Government expels last foreign correspondent

New York, September 10, 2004—The last remaining foreign correspondent in Eritrea left the country yesterday after the government ordered his expulsion, he told the Committee to Protect Journalists in an interview today.

Jonah Fisher, who worked in Eritrea for 18 months as correspondent for the BBC and Reuters, said authorities gave no reason for his expulsion but that he had faced a “pattern of increasing difficulties.”

Fisher told CPJ he was summoned September 2 to the Information Ministry, where an official said his press accreditation was being revoked and that he should prepare to leave. Four days later, after the authorities received faxed protests from the BBC and Reuters, Fisher received a call from the same official who told him he must leave Eritrea within three days.

Eritrea has no private press since a crackdown three years ago when it banned independent media and jailed a number of journalists. Seventeen local journalists are now imprisoned in Eritrea, and many have been held incommunicado since September 2001. In 2004, for the third year running, CPJ named the tiny Horn of Africa nation one of the world’s 10 worst places to be a journalist.
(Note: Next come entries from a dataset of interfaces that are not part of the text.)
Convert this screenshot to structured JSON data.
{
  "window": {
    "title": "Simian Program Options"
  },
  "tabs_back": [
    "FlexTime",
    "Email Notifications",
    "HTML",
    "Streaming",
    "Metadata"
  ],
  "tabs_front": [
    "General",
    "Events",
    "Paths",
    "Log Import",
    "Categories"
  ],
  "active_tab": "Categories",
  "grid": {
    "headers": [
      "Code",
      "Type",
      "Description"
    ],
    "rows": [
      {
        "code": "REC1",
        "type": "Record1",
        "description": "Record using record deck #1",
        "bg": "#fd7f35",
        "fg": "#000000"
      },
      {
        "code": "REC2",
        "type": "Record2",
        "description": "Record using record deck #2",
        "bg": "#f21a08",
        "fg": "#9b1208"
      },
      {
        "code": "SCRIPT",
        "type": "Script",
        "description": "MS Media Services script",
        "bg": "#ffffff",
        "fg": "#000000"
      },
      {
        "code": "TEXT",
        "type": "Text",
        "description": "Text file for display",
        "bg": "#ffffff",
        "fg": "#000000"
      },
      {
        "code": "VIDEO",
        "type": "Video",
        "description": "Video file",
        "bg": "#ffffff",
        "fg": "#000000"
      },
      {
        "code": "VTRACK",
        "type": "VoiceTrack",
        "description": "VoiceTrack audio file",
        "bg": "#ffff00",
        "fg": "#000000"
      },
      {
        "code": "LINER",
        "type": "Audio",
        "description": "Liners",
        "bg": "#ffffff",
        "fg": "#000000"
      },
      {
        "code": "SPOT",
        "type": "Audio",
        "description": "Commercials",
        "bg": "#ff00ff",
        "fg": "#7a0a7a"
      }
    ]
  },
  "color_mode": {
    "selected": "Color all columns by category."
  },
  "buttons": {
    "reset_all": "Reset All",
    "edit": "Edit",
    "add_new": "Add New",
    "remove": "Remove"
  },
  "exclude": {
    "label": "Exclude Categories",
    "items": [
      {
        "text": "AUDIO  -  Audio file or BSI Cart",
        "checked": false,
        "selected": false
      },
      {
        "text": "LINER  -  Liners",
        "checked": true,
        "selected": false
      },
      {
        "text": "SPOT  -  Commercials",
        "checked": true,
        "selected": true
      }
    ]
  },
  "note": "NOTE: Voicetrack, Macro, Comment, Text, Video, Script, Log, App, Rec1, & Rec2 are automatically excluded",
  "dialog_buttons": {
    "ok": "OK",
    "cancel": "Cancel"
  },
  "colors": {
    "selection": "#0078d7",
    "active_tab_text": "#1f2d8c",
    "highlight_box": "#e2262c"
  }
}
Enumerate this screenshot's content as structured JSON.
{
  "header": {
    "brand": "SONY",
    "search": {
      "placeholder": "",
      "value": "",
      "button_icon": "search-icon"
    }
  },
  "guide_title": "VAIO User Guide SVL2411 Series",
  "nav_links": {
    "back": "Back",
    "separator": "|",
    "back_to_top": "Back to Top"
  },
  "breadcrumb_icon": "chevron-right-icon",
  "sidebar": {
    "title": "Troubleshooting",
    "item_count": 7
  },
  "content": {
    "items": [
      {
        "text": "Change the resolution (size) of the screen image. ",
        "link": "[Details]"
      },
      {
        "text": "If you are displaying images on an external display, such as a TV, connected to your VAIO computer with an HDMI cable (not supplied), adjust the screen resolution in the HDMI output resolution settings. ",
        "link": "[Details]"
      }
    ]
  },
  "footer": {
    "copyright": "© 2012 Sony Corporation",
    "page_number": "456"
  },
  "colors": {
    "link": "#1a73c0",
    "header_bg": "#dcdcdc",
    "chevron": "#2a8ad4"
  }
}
Fisher said it was “impossible to tell” why Eritrean authorities expelled him, but his May 24 story in the London daily The Independent may have triggered it. The story, marking Eritrea’s 11th anniversary of independence, noted an Amnesty International report on human rights abuses. It was headlined: “To some Eritreans, freedom means prison and torture.”

Fisher said officials may also have been angered by a recent BBC interview in which he said that “according to human rights groups, Eritreans who are forcibly repatriated face detention and torture.” The interview focused on the recent hijacking of an airplane by Eritreans being deported from Libya. Fisher said the hijacking was not reported in Eritrea’s state-controlled press until a week after it happened.

The journalist told CPJ that in a conversation about three weeks before his expulsion, Eritrean Information Minister Ali Abdu Ahmed had accused him of “racist negative reporting” and said that he “knew who [Fisher] really worked for.” Eritrea has in the past accused journalists of being foreign spies, and used “national security” concerns as an excuse to jail them.

“This outrageous and unjustified expulsion of Jonah Fisher sadly underlines the Eritrean government’s appalling record on press freedom and human rights,” CPJ Executive Director Ann Cooper said. “As the anniversary of the 2001 crackdown approaches, we call on the authorities to reverse this trend of repression by releasing all of the jailed journalists, allowing foreign correspondents to return, and allowing the independent media to contribute again to development and democracy in Eritrea.”